» **TASK BRIEF**
Pull out every line with the word "value" from the entries below.

» **MATERIALS PROVIDED**

*** Block opens ***

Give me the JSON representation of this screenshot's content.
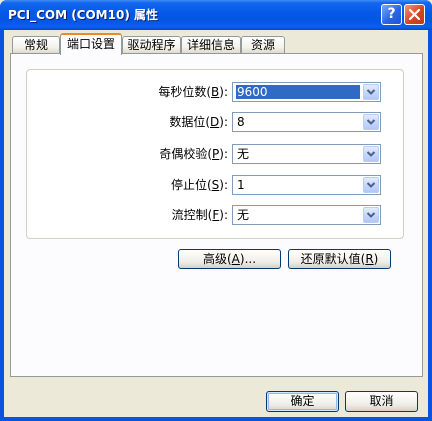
{
  "window": {
    "title": "PCI_COM (COM10) 属性",
    "help_label": "?",
    "close_icon": "close-icon"
  },
  "tabs": [
    {
      "label": "常规",
      "active": false
    },
    {
      "label": "端口设置",
      "active": true
    },
    {
      "label": "驱动程序",
      "active": false
    },
    {
      "label": "详细信息",
      "active": false
    },
    {
      "label": "资源",
      "active": false
    }
  ],
  "port_settings": {
    "fields": [
      {
        "label_pre": "每秒位数(",
        "accel": "B",
        "label_post": "):",
        "value": "9600",
        "focused": true
      },
      {
        "label_pre": "数据位(",
        "accel": "D",
        "label_post": "):",
        "value": "8",
        "focused": false
      },
      {
        "label_pre": "奇偶校验(",
        "accel": "P",
        "label_post": "):",
        "value": "无",
        "focused": false
      },
      {
        "label_pre": "停止位(",
        "accel": "S",
        "label_post": "):",
        "value": "1",
        "focused": false
      },
      {
        "label_pre": "流控制(",
        "accel": "F",
        "label_post": "):",
        "value": "无",
        "focused": false
      }
    ],
    "dropdown_icon": "chevron-down-icon",
    "advanced_button": {
      "pre": "高级(",
      "accel": "A",
      "post": ")..."
    },
    "restore_button": {
      "pre": "还原默认值(",
      "accel": "R",
      "post": ")"
    }
  },
  "footer": {
    "ok_label": "确定",
    "cancel_label": "取消"
  },
  "colors": {
    "title_bar": "#0558E6",
    "close_button": "#D5451F",
    "selection": "#316AC5",
    "active_tab_accent": "#E68B2C",
    "dialog_background": "#ECE9D8"
  }
}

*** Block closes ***

» **ANSWER SECTION**
        "value": "9600",
        "value": "8",
        "value": "无",
        "value": "1",
        "value": "无",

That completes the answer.